A systematic review is a review that has a clearly formulated research question, and that uses systematic and explicit methods to identify, select and appraise relevant research evidence, and to collect and analyse data from the studies that are included in the review. Meta-analysis is a statistical method used to combine results of more than one study. To find the average or common effect across those studies.
A systematic review brings together all relevant studies to answer a particular question, and can synthesise the results with or without a meta-analysis. A systematic review may present a narrative synthesis of the text, or it may not find the right kind of data to perform a meta-analysis.
The methods used in systematic reviews have traditionally given more attention to research reporting evaluations of interventions than to other kinds of research. Generally, high-quality literature reviews can help you understand:
• Definitions, etiology, and diagnosis of a disease
• Epidemiologic, humanistic, and economic burden of a disease
• Treatment guidelines and patterns in clinical practice
• Efficacy and safety of treatments
• Cost-effectiveness of treatments
• Best practices in economic modeling methods in a disease area
• Economic model inputs including resource use, cost, and utility estimates
Systematic reviews synthesise research findings in a form which is easily accessible to those who have to make policy or practice decisions.
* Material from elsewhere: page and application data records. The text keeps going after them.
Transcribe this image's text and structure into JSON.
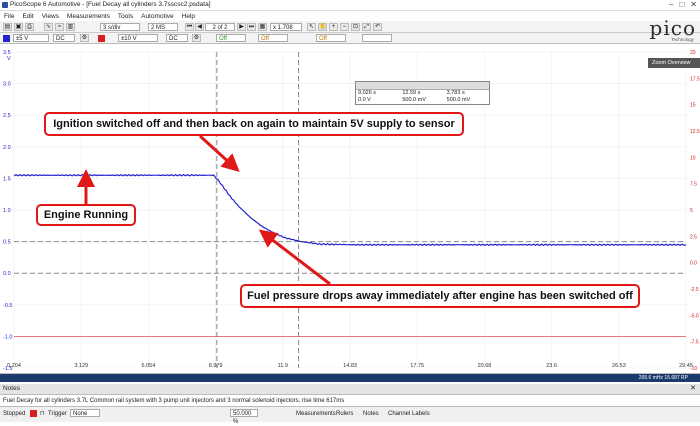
{
  "window": {
    "title": "PicoScope 6 Automotive - [Fuel Decay all cylinders 3.7sscsc2.psdata]",
    "controls": [
      "–",
      "□",
      "✕"
    ]
  },
  "menu": [
    "File",
    "Edit",
    "Views",
    "Measurements",
    "Tools",
    "Automotive",
    "Help"
  ],
  "toolbar1": {
    "timebase": "3 s/div",
    "sample_count": "2 MS",
    "buffer_position": "2 of 2",
    "zoom_level": "x 1.708"
  },
  "toolbar2": {
    "channel_a": {
      "range": "±5 V",
      "coupling": "DC",
      "filter": "Off"
    },
    "channel_b": {
      "range": "±10 V",
      "coupling": "DC",
      "filter": "Off"
    },
    "trigger_level": "Off"
  },
  "logo": {
    "text": "pico",
    "subtitle": "Technology"
  },
  "chart_data": {
    "type": "line",
    "units_y": "V",
    "x_ticks": [
      "0.204",
      "3.129",
      "6.054",
      "8.979",
      "11.9",
      "14.83",
      "17.75",
      "20.68",
      "23.6",
      "26.53",
      "29.45"
    ],
    "y_ticks_left": [
      "3.5",
      "3.0",
      "2.5",
      "2.0",
      "1.5",
      "1.0",
      "0.5",
      "0.0",
      "-0.5",
      "-1.0",
      "-1.5"
    ],
    "y_ticks_right": [
      "20",
      "17.5",
      "15",
      "12.5",
      "10",
      "7.5",
      "5",
      "2.5",
      "0.0",
      "-2.5",
      "-5.0",
      "-7.5",
      "-10"
    ],
    "xlim": [
      0.204,
      29.45
    ],
    "ylim": [
      -1.5,
      3.5
    ],
    "series": [
      {
        "color": "#2323cc",
        "x": [
          0.204,
          3,
          6,
          8.9,
          9.2,
          9.6,
          10.0,
          10.5,
          11.0,
          11.5,
          12.0,
          12.7,
          13.5,
          15,
          20,
          25,
          29.45
        ],
        "y": [
          1.55,
          1.55,
          1.55,
          1.55,
          1.42,
          1.22,
          1.05,
          0.88,
          0.74,
          0.64,
          0.56,
          0.5,
          0.46,
          0.45,
          0.45,
          0.45,
          0.45
        ]
      },
      {
        "color": "#e05050",
        "x": [
          0.204,
          29.45
        ],
        "y": [
          -1.0,
          -1.0
        ]
      }
    ],
    "rulers": {
      "time": [
        9.03,
        12.59
      ],
      "volts": [
        0.5,
        0.0
      ]
    }
  },
  "ruler_table": {
    "rows": [
      [
        "9.026 s",
        "12.59 s",
        "3.783 s"
      ],
      [
        "0.0 V",
        "500.0 mV",
        "500.0 mV"
      ]
    ]
  },
  "zoom_overview": "Zoom Overview",
  "annotations": [
    "Ignition switched off and then back on again to maintain 5V supply to sensor",
    "Engine Running",
    "Fuel pressure drops away immediately after engine has been switched off"
  ],
  "freq_readout": "265.6 mHz 15.687 RP",
  "notes": {
    "header": "Notes",
    "text": "Fuel Decay for all cylinders 3.7L Common rail system with 3 pump unit injectors and 3 normal solenoid injectors, rise time 617ms"
  },
  "status": {
    "run_state": "Stopped",
    "trigger_label": "Trigger",
    "trigger_value": "None",
    "measurements": "Measurements",
    "rulers": "Rulers",
    "notes": "Notes",
    "channel_labels": "Channel Labels",
    "zoom_pct": "50.000 %"
  },
  "colors": {
    "trace": "#2323cc",
    "callout_border": "#e01818",
    "ruler": "#888888",
    "bottom_bar": "#1c3a6e"
  }
}
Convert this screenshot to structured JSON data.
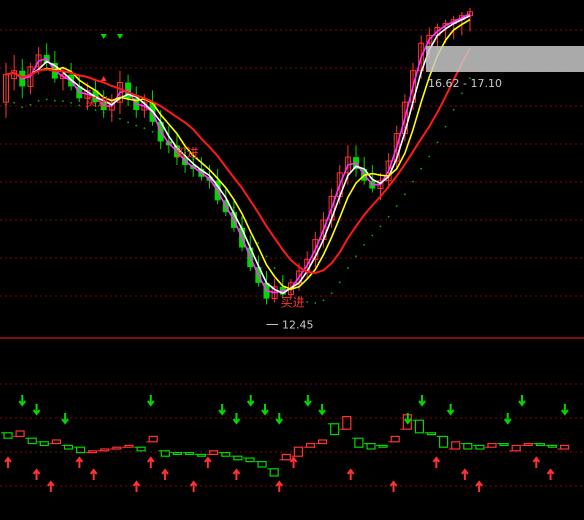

In this way, systematic reviews reduce the bias which can occur in other approaches to reviewing research evidence.
The steps for preparing and maintaining a systematic review
1. Defining a research question
2. Preparing a protocol
3. Locating and selecting studies
4. Critical appraisal of studies
5. Collecting data
6. Analyzing and presenting results
7. Interpreting results
8. Improving and updating reviews